→ Activity:
Return the records exactly, please. Every line should match.
*** Block opens ***
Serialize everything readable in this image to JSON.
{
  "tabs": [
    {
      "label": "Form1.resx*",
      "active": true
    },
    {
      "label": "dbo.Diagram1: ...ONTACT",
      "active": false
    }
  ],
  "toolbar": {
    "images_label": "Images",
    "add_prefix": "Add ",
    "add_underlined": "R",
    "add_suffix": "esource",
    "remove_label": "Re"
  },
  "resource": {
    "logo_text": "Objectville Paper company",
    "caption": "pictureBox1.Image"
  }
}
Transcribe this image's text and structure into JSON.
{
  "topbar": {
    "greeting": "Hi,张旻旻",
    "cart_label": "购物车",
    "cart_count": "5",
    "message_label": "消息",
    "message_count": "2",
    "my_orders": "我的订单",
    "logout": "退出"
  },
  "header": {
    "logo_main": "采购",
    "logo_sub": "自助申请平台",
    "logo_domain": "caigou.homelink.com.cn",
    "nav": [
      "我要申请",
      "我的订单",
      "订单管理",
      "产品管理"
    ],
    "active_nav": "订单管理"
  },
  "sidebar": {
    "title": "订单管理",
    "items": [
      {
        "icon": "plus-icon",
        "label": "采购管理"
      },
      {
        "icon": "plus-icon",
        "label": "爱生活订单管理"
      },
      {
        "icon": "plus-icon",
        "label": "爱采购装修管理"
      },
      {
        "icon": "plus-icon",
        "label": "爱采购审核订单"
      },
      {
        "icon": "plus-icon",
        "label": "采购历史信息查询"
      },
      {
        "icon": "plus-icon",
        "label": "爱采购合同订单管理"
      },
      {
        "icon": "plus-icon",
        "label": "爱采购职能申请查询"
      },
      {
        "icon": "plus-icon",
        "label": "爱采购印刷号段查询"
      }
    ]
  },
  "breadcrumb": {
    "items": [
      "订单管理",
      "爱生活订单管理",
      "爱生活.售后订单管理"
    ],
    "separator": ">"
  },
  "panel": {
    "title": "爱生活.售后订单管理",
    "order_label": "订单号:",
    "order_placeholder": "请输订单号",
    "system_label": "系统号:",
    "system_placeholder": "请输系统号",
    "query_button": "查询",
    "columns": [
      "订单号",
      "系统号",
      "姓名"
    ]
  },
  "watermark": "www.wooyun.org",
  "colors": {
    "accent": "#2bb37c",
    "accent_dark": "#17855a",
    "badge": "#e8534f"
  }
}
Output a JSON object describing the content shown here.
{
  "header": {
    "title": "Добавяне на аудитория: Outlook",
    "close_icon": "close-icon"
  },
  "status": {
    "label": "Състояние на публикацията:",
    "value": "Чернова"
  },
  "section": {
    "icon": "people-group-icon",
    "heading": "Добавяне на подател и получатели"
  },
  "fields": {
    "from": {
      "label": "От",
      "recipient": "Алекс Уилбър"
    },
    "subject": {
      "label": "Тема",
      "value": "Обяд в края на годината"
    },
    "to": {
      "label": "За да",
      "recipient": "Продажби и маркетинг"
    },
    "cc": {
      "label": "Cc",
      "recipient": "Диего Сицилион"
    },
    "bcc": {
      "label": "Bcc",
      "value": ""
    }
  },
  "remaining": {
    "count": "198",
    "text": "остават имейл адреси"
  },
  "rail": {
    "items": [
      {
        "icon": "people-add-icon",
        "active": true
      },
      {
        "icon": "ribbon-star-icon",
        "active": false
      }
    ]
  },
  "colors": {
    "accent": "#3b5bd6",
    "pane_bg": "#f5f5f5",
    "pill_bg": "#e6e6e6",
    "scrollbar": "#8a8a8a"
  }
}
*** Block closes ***
→ Output for this exercise:
Serialize everything readable in this image to JSON.
{
  "tabs": [
    {
      "label": "Form1.resx*",
      "active": true
    },
    {
      "label": "dbo.Diagram1: ...ONTACT",
      "active": false
    }
  ],
  "toolbar": {
    "images_label": "Images",
    "add_prefix": "Add ",
    "add_underlined": "R",
    "add_suffix": "esource",
    "remove_label": "Re"
  },
  "resource": {
    "logo_text": "Objectville Paper company",
    "caption": "pictureBox1.Image"
  }
}
Transcribe this image's text and structure into JSON.
{
  "topbar": {
    "greeting": "Hi,张旻旻",
    "cart_label": "购物车",
    "cart_count": "5",
    "message_label": "消息",
    "message_count": "2",
    "my_orders": "我的订单",
    "logout": "退出"
  },
  "header": {
    "logo_main": "采购",
    "logo_sub": "自助申请平台",
    "logo_domain": "caigou.homelink.com.cn",
    "nav": [
      "我要申请",
      "我的订单",
      "订单管理",
      "产品管理"
    ],
    "active_nav": "订单管理"
  },
  "sidebar": {
    "title": "订单管理",
    "items": [
      {
        "icon": "plus-icon",
        "label": "采购管理"
      },
      {
        "icon": "plus-icon",
        "label": "爱生活订单管理"
      },
      {
        "icon": "plus-icon",
        "label": "爱采购装修管理"
      },
      {
        "icon": "plus-icon",
        "label": "爱采购审核订单"
      },
      {
        "icon": "plus-icon",
        "label": "采购历史信息查询"
      },
      {
        "icon": "plus-icon",
        "label": "爱采购合同订单管理"
      },
      {
        "icon": "plus-icon",
        "label": "爱采购职能申请查询"
      },
      {
        "icon": "plus-icon",
        "label": "爱采购印刷号段查询"
      }
    ]
  },
  "breadcrumb": {
    "items": [
      "订单管理",
      "爱生活订单管理",
      "爱生活.售后订单管理"
    ],
    "separator": ">"
  },
  "panel": {
    "title": "爱生活.售后订单管理",
    "order_label": "订单号:",
    "order_placeholder": "请输订单号",
    "system_label": "系统号:",
    "system_placeholder": "请输系统号",
    "query_button": "查询",
    "columns": [
      "订单号",
      "系统号",
      "姓名"
    ]
  },
  "watermark": "www.wooyun.org",
  "colors": {
    "accent": "#2bb37c",
    "accent_dark": "#17855a",
    "badge": "#e8534f"
  }
}
Output a JSON object describing the content shown here.
{
  "header": {
    "title": "Добавяне на аудитория: Outlook",
    "close_icon": "close-icon"
  },
  "status": {
    "label": "Състояние на публикацията:",
    "value": "Чернова"
  },
  "section": {
    "icon": "people-group-icon",
    "heading": "Добавяне на подател и получатели"
  },
  "fields": {
    "from": {
      "label": "От",
      "recipient": "Алекс Уилбър"
    },
    "subject": {
      "label": "Тема",
      "value": "Обяд в края на годината"
    },
    "to": {
      "label": "За да",
      "recipient": "Продажби и маркетинг"
    },
    "cc": {
      "label": "Cc",
      "recipient": "Диего Сицилион"
    },
    "bcc": {
      "label": "Bcc",
      "value": ""
    }
  },
  "remaining": {
    "count": "198",
    "text": "остават имейл адреси"
  },
  "rail": {
    "items": [
      {
        "icon": "people-add-icon",
        "active": true
      },
      {
        "icon": "ribbon-star-icon",
        "active": false
      }
    ]
  },
  "colors": {
    "accent": "#3b5bd6",
    "pane_bg": "#f5f5f5",
    "pill_bg": "#e6e6e6",
    "scrollbar": "#8a8a8a"
  }
}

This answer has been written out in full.